“There are many who wouldn’t sign up to a movie service they don’t really need if they had to pay for it but they would do it for a free trial
“They go in with a view to cancelling it when their trial ends but at that point they’ve already become accustomed to it and getting rid of it means it’s a loss. And we as human beings don’t like loss.”
The expert explained that this type of subscription can be compared to a gym membership where people like to keep their membership even if they don’t actually use it.
He said: “So what we have to do is be clinical and recognise our own emotional biases.
“It’s important to try and revert your mindset back to when you first signed up for the product.

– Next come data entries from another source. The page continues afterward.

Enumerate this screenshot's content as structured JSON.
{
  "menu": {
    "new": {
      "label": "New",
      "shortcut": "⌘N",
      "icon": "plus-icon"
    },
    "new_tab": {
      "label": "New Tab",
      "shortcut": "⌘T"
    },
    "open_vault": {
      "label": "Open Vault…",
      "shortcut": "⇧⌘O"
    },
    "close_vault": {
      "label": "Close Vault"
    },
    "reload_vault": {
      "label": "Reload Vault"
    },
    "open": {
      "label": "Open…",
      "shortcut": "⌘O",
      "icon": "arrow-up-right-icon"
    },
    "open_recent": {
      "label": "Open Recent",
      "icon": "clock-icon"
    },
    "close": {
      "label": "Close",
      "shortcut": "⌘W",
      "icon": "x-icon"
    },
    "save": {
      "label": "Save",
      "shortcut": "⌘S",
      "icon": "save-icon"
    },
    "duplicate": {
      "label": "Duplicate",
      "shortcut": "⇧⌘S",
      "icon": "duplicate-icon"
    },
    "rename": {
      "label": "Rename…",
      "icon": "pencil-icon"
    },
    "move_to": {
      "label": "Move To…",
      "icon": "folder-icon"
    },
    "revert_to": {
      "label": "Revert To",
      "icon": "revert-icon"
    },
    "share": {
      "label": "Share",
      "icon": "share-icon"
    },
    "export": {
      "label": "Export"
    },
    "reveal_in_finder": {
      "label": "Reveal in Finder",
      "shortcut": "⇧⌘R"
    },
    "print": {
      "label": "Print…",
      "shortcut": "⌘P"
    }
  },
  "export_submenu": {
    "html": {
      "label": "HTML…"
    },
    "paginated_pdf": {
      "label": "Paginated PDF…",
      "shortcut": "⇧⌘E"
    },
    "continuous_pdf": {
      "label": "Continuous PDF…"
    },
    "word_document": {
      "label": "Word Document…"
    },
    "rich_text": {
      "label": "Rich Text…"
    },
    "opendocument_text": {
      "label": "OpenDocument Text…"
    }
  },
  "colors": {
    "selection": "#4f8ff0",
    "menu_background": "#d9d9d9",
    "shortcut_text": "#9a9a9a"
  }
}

Knowing what you know now, ask yourself, ‘If I didn’t have this, would I pay for it?’ and if the answer to that is ‘no’, then be clinical and ditch it.”
Netflix also recently hiked the price of its UK subscriptions which means customers will now pay £9.99 for its standard monthly package instead of £8.99 and its premium plan has risen to £13.99 from £11.99.
Its basic plan remains at £5.99 and Netflix said the increase in price reflects the money spent on new content.
In one of Martin Lewis’ live shows, he explained how Britons can access some Netflix shows free of charge.
Speaking on The Martin Lewis Money Show in January, the expert said: “And, what you may also not know about Netflix, is you can go to Netflix.com/watch-free and it has some of its shows available for free there and you don’t have to pay.”